The American Civil War: Art and Material Culture

In Robert Lowell’s words, “The stone statues of the abstract Union Soldier / grow slimmer and younger each year.” The Civil War remains divisive, subject to myth-making as well as historical interpretation. In one sense, it has never ended. By looking at the role material culture and visual representation played in the war, and continue to play in its remembrance, this seminar is trying to come to terms with the legacy of the conflict, and with the relationship between collective memory and history.

We are assembling material for an online exhibition. We examine ten themes, one each week. They include “Slavery Before and During the War,” “Raising Regiments and Companies,” and “Care of the Sick, Wounded, and Captured.” Within each theme there are five topics. Each student researches one topic each week, choosing an object as the focus of discussion. Following presentation in class, they post their texts on the course wiki. They can continue to revise their postings until the end of the semester. The students’ choice of objects takes me by surprise every week. For instance, under “Sufferers for a Cause,” Jefferson Davis, sometime president of the Confederacy, was represented by a crown of thorns given to him by his wife while he was in prison (Confederate Memorial Hall, New Orleans).

One of the many challenges of this undertaking is to be even-handed, making sure that neither North nor South is overrepresented. There is also an ethical dimension to this project, and I hope that all of us will bear in mind that if to establish grounds for judgment is among the duties of the philosopher, among those of the historian is to ensure that none should be too comfortable in its exercise.

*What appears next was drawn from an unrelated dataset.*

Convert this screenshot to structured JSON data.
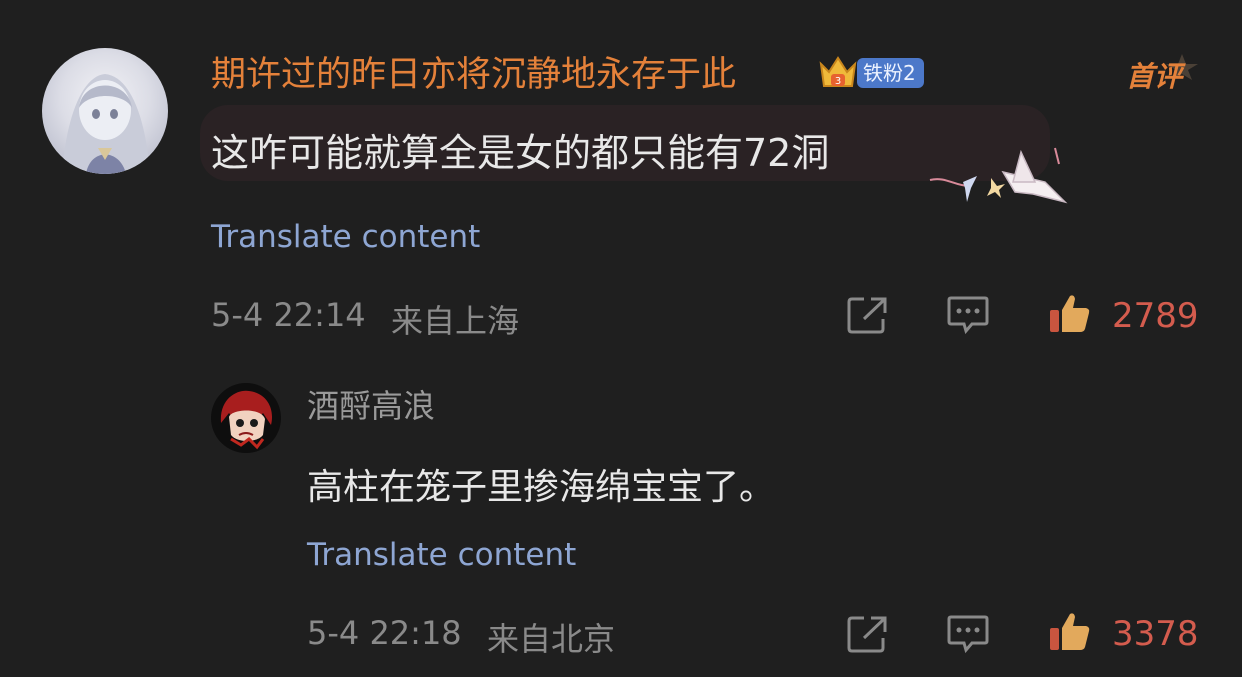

—Professor Ivan Gaskell

1 of 3
Lee’s surrender, Appomattox Court House, Virginia, modern print from original glass and wet collodion negative, Library of Congress Prints and Photographs Division, Washington, DC.
Library of Congress Prints and Photographs Division, Gladstone Collection of African American Photographs, Washington, DC.
1886, zinc, Green-Wood Cemetery, Brooklyn.